The cover letter should focus on the highlights of the resume and bring those deeper than the resume is designed to go. A cover letter should be one page or less. It shouldn’t go over a page and a half even if you have a lot of experience. The intent of the cover letter is to grab the hiring manager's attention through key experiences relevant to the job posting, not to be a comprehensive accumulation of your experiences, that is what your resume is for. This will force you to get down to the essential things you want to highlight about yourself. Boil all your experiences down to the purest and most relevant experiences you have that relate to the job posting. What remains is the content for your cover letter.
A quality cover letter should explicitly state intent. What type of job are you looking for and why? How do your desires and skills match that of the job posting? Vague and general statements might as well be left out. For example: I desire to obtain a nursing leadership role where I can grow my leadership skills. This example is vague and boring. It doesn’t give a hiring manager confidence that the candidate wants the posted job. When looking at turnover rates and the associated costs, hiring managers value candidates that are genuinely invested in the job in a unique way (e.g. department, patient population, practice).
A higher-quality example could be: I desire to obtain a staff nurse position in the pediatric ICU where I can express my passion for caring for children with high acuity. This example identifies the specific position and expresses that the candidate has a passion for caring for the pediatric population. Additionally, this candidate mentioned the desire to care for pediatric patients with high acuity, meaning the PICU is probably their most desired setting. This example will give a hiring manager confidence the nurse wants to be there and will be a good fit for the job. There should be two to four sentences dedicated to describing intent, generally towards the latter part of the cover letter.
Describe the Candidate
A cover letter has the ability to give the reader a feeling that they are getting to know the candidate. Specifically a cover letter should exemplify your strengths, experiences, desires, interests, and perspectives. If your cover letter comes across as mundane and dull, then you come across as mundane and dull. Similarly, if your cover letter expresses enthusiasm, professionalism, and critical thinking, that is how you will come across to the hiring manager. A cover letter and resume reflect a person, not a set of experiences, so the more you can bring forth you as a person, the more appeal this will be to the hiring manager.
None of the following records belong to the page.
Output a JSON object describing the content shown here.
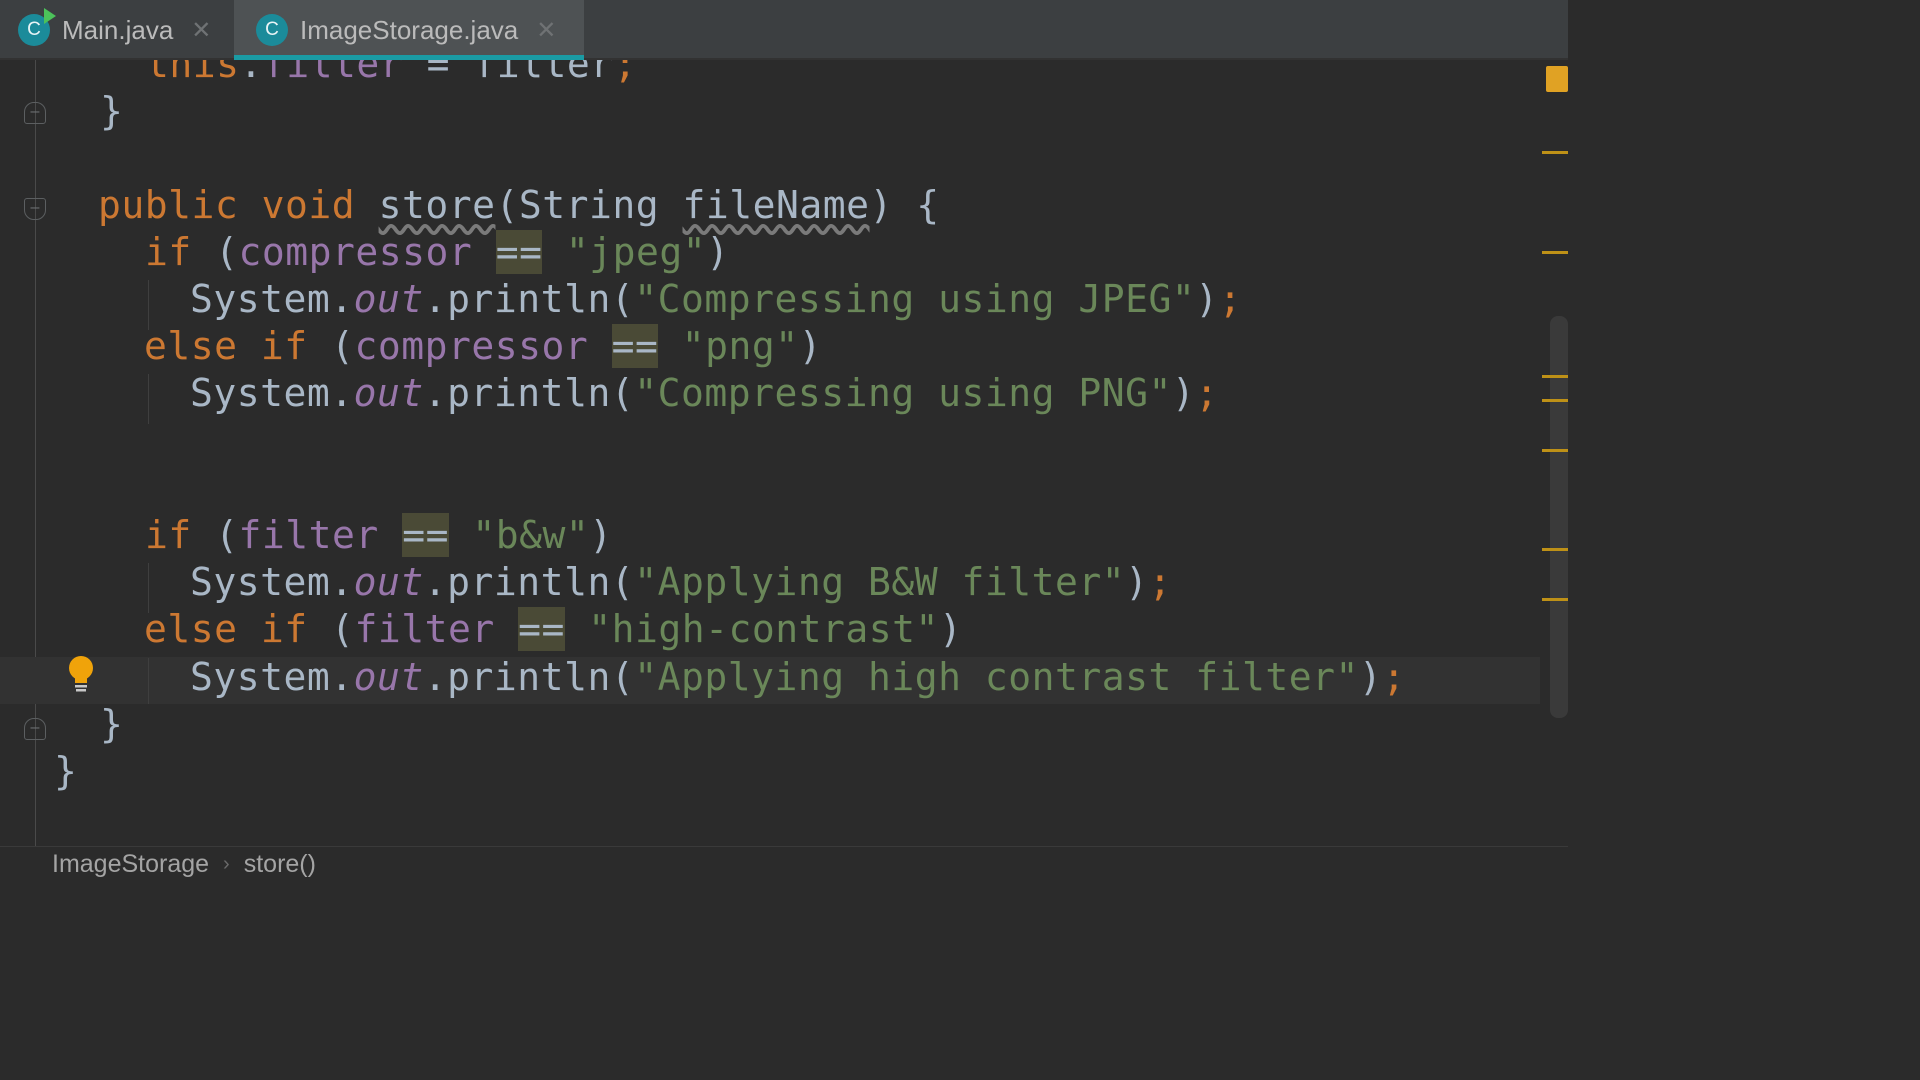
{
  "tabs": [
    {
      "name": "Main.java",
      "icon": "class-icon-C",
      "active": false
    },
    {
      "name": "ImageStorage.java",
      "icon": "class-icon-C",
      "active": true
    }
  ],
  "badge_letter": "C",
  "close_glyph": "✕",
  "code": {
    "l0": {
      "a": "this",
      "b": ".",
      "c": "filter",
      "d": " = ",
      "e": "filter",
      "f": ";"
    },
    "l1": {
      "brace": "}"
    },
    "l3": {
      "public": "public",
      "void": "void",
      "method": "store",
      "p1": "(String ",
      "param": "fileName",
      "p2": ") {"
    },
    "l4": {
      "if": "if",
      "p1": " (",
      "field": "compressor",
      "eq": "==",
      "str": "\"jpeg\"",
      "p2": ")"
    },
    "l5": {
      "sys": "System.",
      "out": "out",
      "call": ".println(",
      "str": "\"Compressing using JPEG\"",
      "close": ")",
      "semi": ";"
    },
    "l6": {
      "else": "else",
      "if": "if",
      "p1": " (",
      "field": "compressor",
      "eq": "==",
      "str": "\"png\"",
      "p2": ")"
    },
    "l7": {
      "sys": "System.",
      "out": "out",
      "call": ".println(",
      "str": "\"Compressing using PNG\"",
      "close": ")",
      "semi": ";"
    },
    "l10": {
      "if": "if",
      "p1": " (",
      "field": "filter",
      "eq": "==",
      "str": "\"b&w\"",
      "p2": ")"
    },
    "l11": {
      "sys": "System.",
      "out": "out",
      "call": ".println(",
      "str": "\"Applying B&W filter\"",
      "close": ")",
      "semi": ";"
    },
    "l12": {
      "else": "else",
      "if": "if",
      "p1": " (",
      "field": "filter",
      "eq": "==",
      "str": "\"high-contrast\"",
      "p2": ")"
    },
    "l13": {
      "sys": "System.",
      "out": "out",
      "call": ".println(",
      "str": "\"Applying high contrast filter\"",
      "close": ")",
      "semi": ";"
    },
    "l14": {
      "brace": "}"
    },
    "l15": {
      "brace": "}"
    }
  },
  "breadcrumb": {
    "class": "ImageStorage",
    "method": "store()",
    "sep": "›"
  },
  "colors": {
    "keyword": "#cc7832",
    "field": "#9876aa",
    "string": "#6a8759",
    "text": "#a9b7c6",
    "accent": "#1a9ba4"
  }
}
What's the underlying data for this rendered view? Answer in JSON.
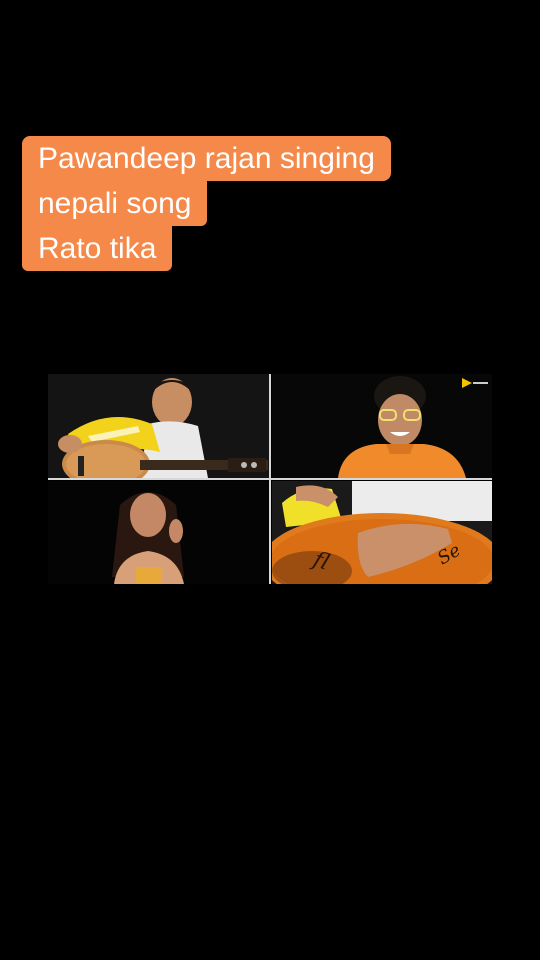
{
  "caption": {
    "lines": [
      "Pawandeep rajan singing",
      "nepali song",
      "Rato tika"
    ]
  },
  "colors": {
    "caption_background": "#f5894a",
    "caption_text": "#ffffff",
    "page_background": "#000000"
  },
  "video": {
    "tiles": [
      {
        "name": "guitarist-tile"
      },
      {
        "name": "singer-tile"
      },
      {
        "name": "female-singer-tile"
      },
      {
        "name": "drummer-tile"
      }
    ]
  }
}
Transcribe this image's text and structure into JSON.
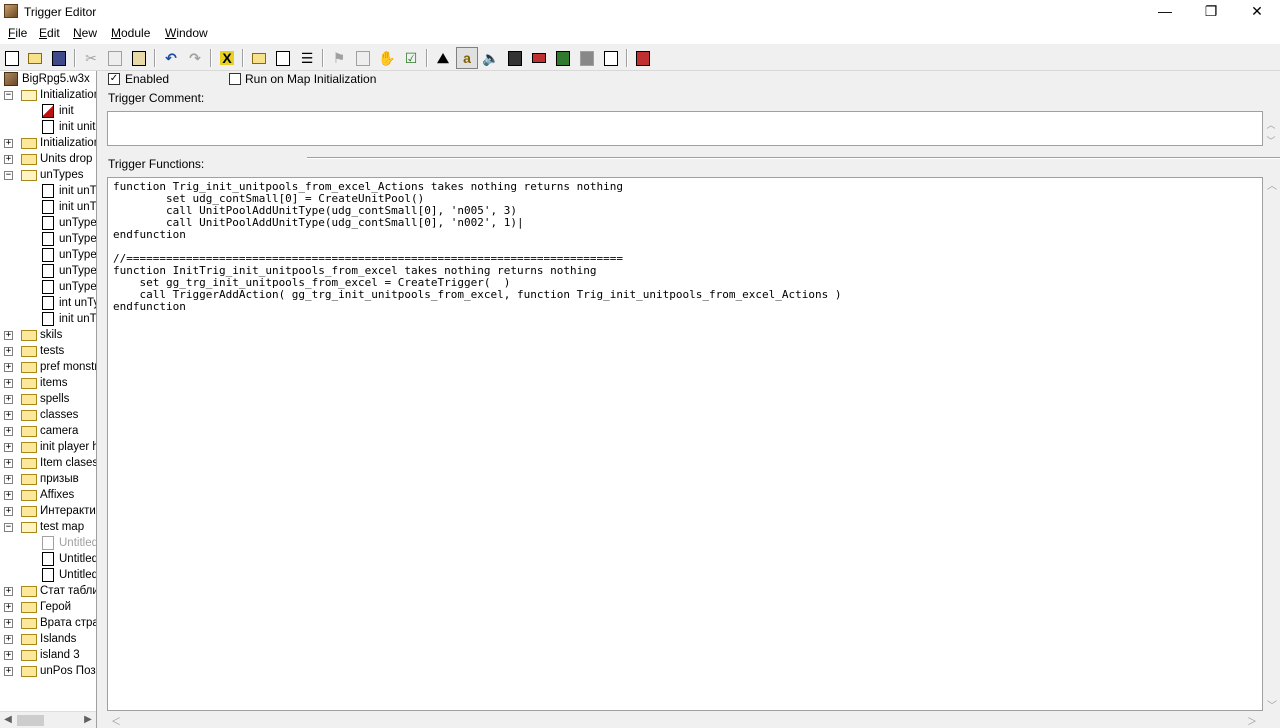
{
  "window": {
    "title": "Trigger Editor",
    "controls": {
      "minimize": "—",
      "maximize": "❐",
      "close": "✕"
    }
  },
  "menu": [
    "File",
    "Edit",
    "New",
    "Module",
    "Window"
  ],
  "toolbar": {
    "buttons": [
      "new-icon",
      "open-folder-icon",
      "save-icon",
      "cut-icon",
      "copy-icon",
      "paste-icon",
      "undo-icon",
      "redo-icon",
      "delete-icon",
      "new-category-icon",
      "new-trigger-icon",
      "new-comment-icon",
      "new-event-icon",
      "new-condition-icon",
      "new-action-icon",
      "test-map-icon",
      "terrain-editor-icon",
      "trigger-editor-icon",
      "sound-editor-icon",
      "object-editor-icon",
      "campaign-editor-icon",
      "ai-editor-icon",
      "object-manager-icon",
      "import-manager-icon",
      "test-map-run-icon"
    ]
  },
  "tree": {
    "map": "BigRpg5.w3x",
    "items": [
      {
        "type": "category",
        "label": "Initialization",
        "expanded": true,
        "level": 0
      },
      {
        "type": "trigger",
        "label": "init",
        "level": 1,
        "state": "error"
      },
      {
        "type": "trigger",
        "label": "init unitp",
        "level": 1,
        "state": "selected"
      },
      {
        "type": "category",
        "label": "Initialization",
        "expanded": false,
        "level": 0
      },
      {
        "type": "category",
        "label": "Units drop",
        "expanded": false,
        "level": 0
      },
      {
        "type": "category",
        "label": "unTypes",
        "expanded": true,
        "level": 0
      },
      {
        "type": "trigger",
        "label": "init unTy",
        "level": 1
      },
      {
        "type": "trigger",
        "label": "init unTy",
        "level": 1
      },
      {
        "type": "trigger",
        "label": "unType",
        "level": 1
      },
      {
        "type": "trigger",
        "label": "unType",
        "level": 1
      },
      {
        "type": "trigger",
        "label": "unType",
        "level": 1
      },
      {
        "type": "trigger",
        "label": "unType",
        "level": 1
      },
      {
        "type": "trigger",
        "label": "unType",
        "level": 1
      },
      {
        "type": "trigger",
        "label": "int unTy",
        "level": 1
      },
      {
        "type": "trigger",
        "label": "init unTy",
        "level": 1
      },
      {
        "type": "category",
        "label": "skils",
        "expanded": false,
        "level": 0
      },
      {
        "type": "category",
        "label": "tests",
        "expanded": false,
        "level": 0
      },
      {
        "type": "category",
        "label": "pref monstrs",
        "expanded": false,
        "level": 0
      },
      {
        "type": "category",
        "label": "items",
        "expanded": false,
        "level": 0
      },
      {
        "type": "category",
        "label": "spells",
        "expanded": false,
        "level": 0
      },
      {
        "type": "category",
        "label": "classes",
        "expanded": false,
        "level": 0
      },
      {
        "type": "category",
        "label": "camera",
        "expanded": false,
        "level": 0
      },
      {
        "type": "category",
        "label": "init player he",
        "expanded": false,
        "level": 0
      },
      {
        "type": "category",
        "label": "Item clases",
        "expanded": false,
        "level": 0
      },
      {
        "type": "category",
        "label": "призыв",
        "expanded": false,
        "level": 0
      },
      {
        "type": "category",
        "label": "Affixes",
        "expanded": false,
        "level": 0
      },
      {
        "type": "category",
        "label": "Интерактив",
        "expanded": false,
        "level": 0
      },
      {
        "type": "category",
        "label": "test map",
        "expanded": true,
        "level": 0
      },
      {
        "type": "trigger",
        "label": "Untitled",
        "level": 1,
        "state": "disabled"
      },
      {
        "type": "trigger",
        "label": "Untitled",
        "level": 1
      },
      {
        "type": "trigger",
        "label": "Untitled",
        "level": 1
      },
      {
        "type": "category",
        "label": "Стат табли",
        "expanded": false,
        "level": 0
      },
      {
        "type": "category",
        "label": "Герой",
        "expanded": false,
        "level": 0
      },
      {
        "type": "category",
        "label": "Врата стра",
        "expanded": false,
        "level": 0
      },
      {
        "type": "category",
        "label": "Islands",
        "expanded": false,
        "level": 0
      },
      {
        "type": "category",
        "label": "island 3",
        "expanded": false,
        "level": 0
      },
      {
        "type": "category",
        "label": "unPos Пози",
        "expanded": false,
        "level": 0
      }
    ]
  },
  "trigger": {
    "enabled_label": "Enabled",
    "enabled": true,
    "run_on_init_label": "Run on Map Initialization",
    "run_on_init": false,
    "comment_label": "Trigger Comment:",
    "comment": "",
    "functions_label": "Trigger Functions:",
    "code": [
      "function Trig_init_unitpools_from_excel_Actions takes nothing returns nothing",
      "        set udg_contSmall[0] = CreateUnitPool()",
      "        call UnitPoolAddUnitType(udg_contSmall[0], 'n005', 3)",
      "        call UnitPoolAddUnitType(udg_contSmall[0], 'n002', 1)|",
      "endfunction",
      "",
      "//===========================================================================",
      "function InitTrig_init_unitpools_from_excel takes nothing returns nothing",
      "    set gg_trg_init_unitpools_from_excel = CreateTrigger(  )",
      "    call TriggerAddAction( gg_trg_init_unitpools_from_excel, function Trig_init_unitpools_from_excel_Actions )",
      "endfunction"
    ]
  }
}
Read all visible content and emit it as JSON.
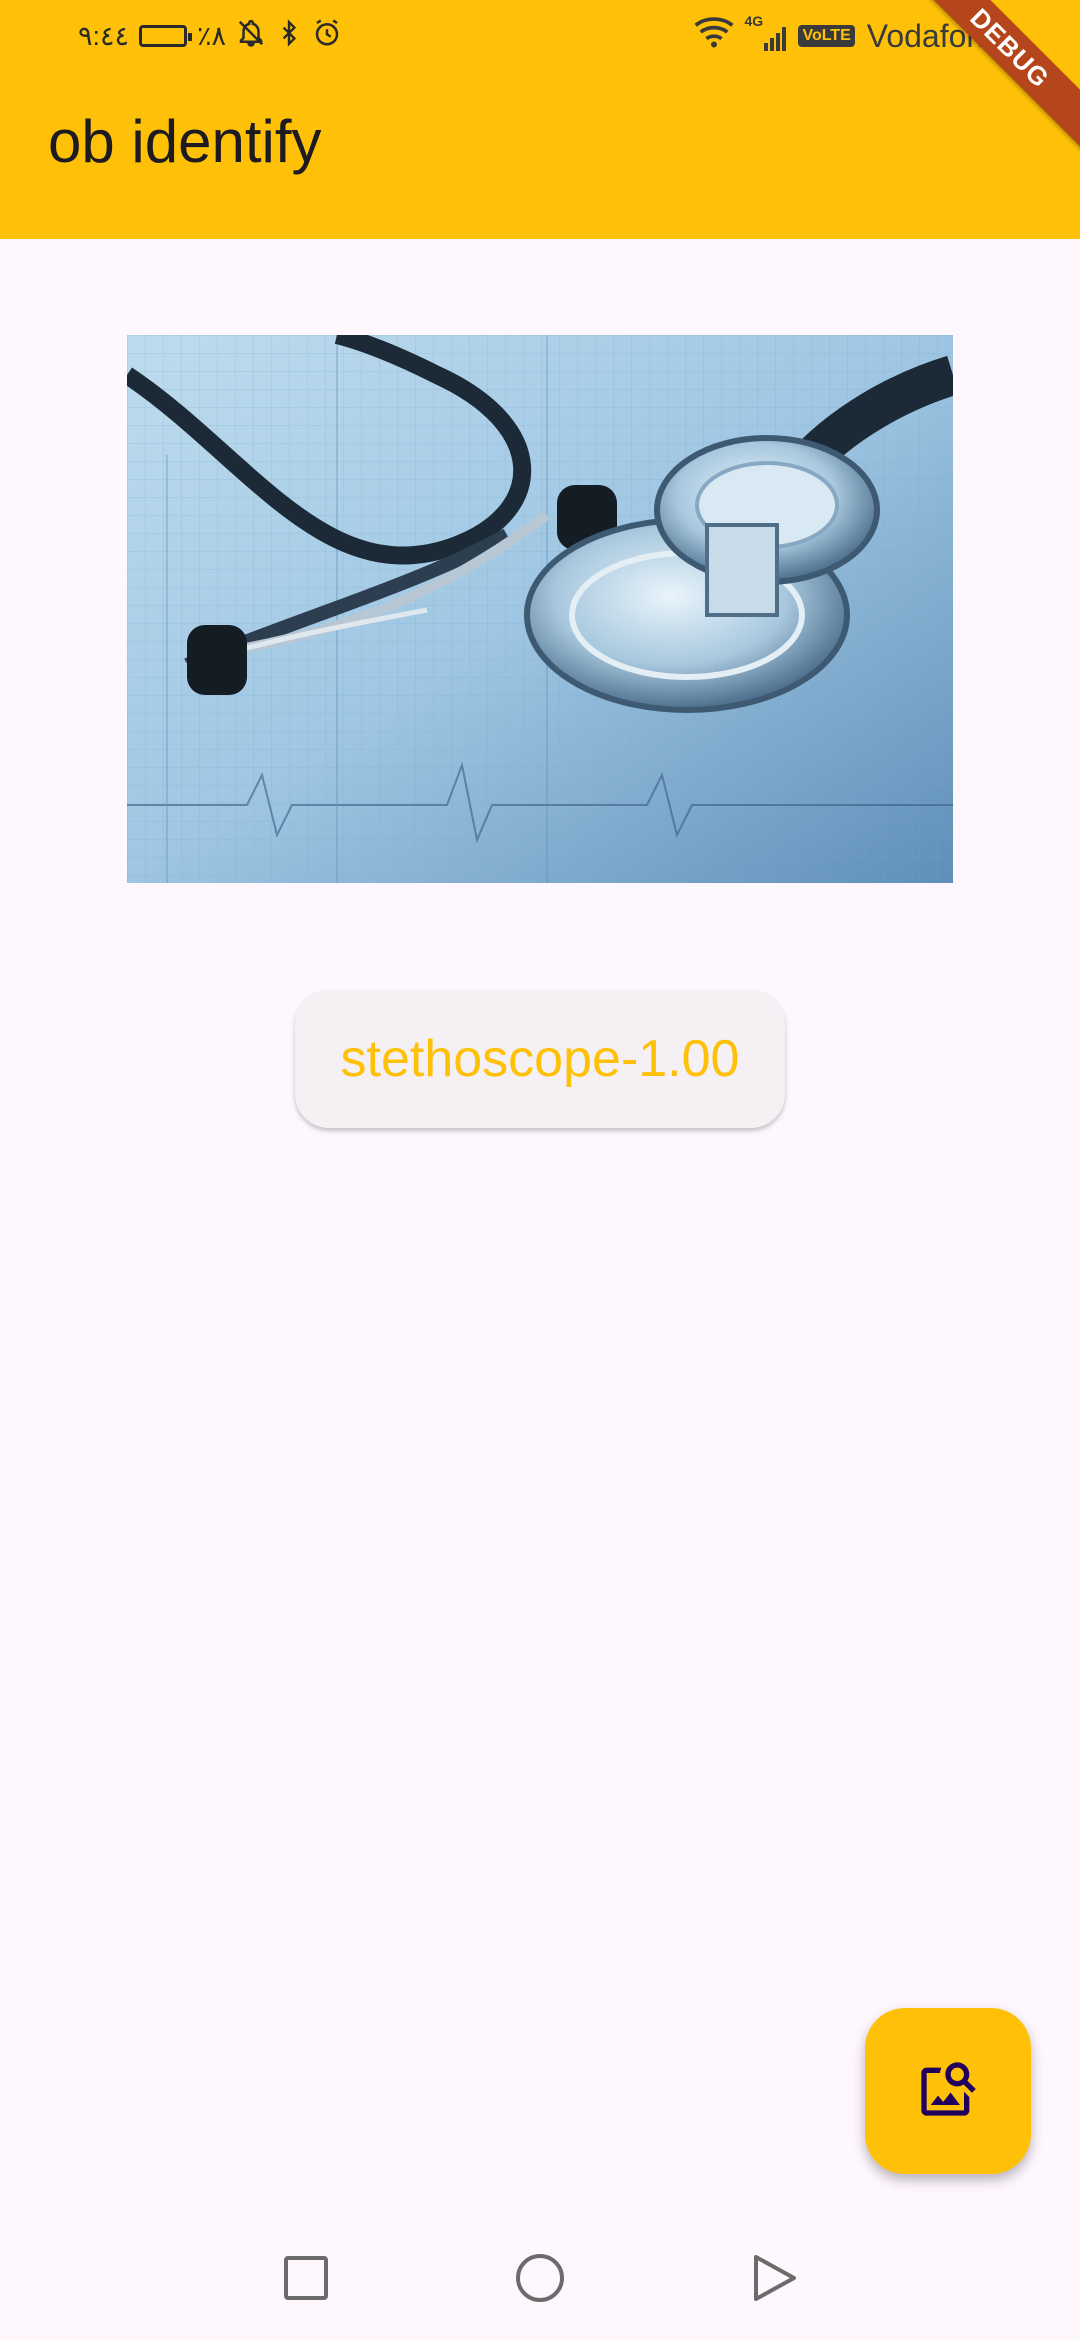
{
  "status_bar": {
    "time": "٩:٤٤",
    "battery_percent": "٪٨",
    "carrier": "Vodafone",
    "network": "4G",
    "volte": "VoLTE"
  },
  "app_bar": {
    "title": "ob identify",
    "background_color": "#ffc107",
    "debug_banner": "DEBUG"
  },
  "content": {
    "image": {
      "icon": "stethoscope-photo"
    },
    "result_label": "stethoscope-1.00"
  },
  "fab": {
    "icon": "image-search-icon"
  },
  "nav_bar": {
    "buttons": [
      "recents-icon",
      "home-icon",
      "back-icon"
    ]
  }
}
Stays True to the Candidate
In an effort to describe yourself and abilities in a strategic way, be sure to stay true to your strengths and experiences. A hyperinflated view of self isn’t appealing to most hiring managers and could be a turn off. One or two years of experience within a specialty doesn’t necessarily make you an expert, so don’t call yourself that. It would be a great let down to the hiring manager if your cover letter or resume boasted of things that you couldn’t back up in your interview, much less the job. An accurate approach to how you display yourself on your cover letter is a matter of integrity and respect. If you are not highly skilled at something, don’t say you are. On the flip side, don’t be afraid to highlight expertise or skills when warranted. If you have been in the same department for ten years, most professionals would consider you an expert in that department and you should add that into your cover letter and resume. A genuine and honest assessment of your skills and abilities should be on display in your cover letter, show the hiring manger who you are.
In next Tuesday's post we will continue to focus on writing a cover letter and how it should relate to your resume.
Tyler Faust is a full-time registered nurse and part-time freelance healthcare writer. He has his BSN and Master's degree and Winona State University and has worked at Mayo Clinic for over 7 years. Currently, he works as a nurse manager. Tyler is a creative thinker, strategist, and passionate about leadership.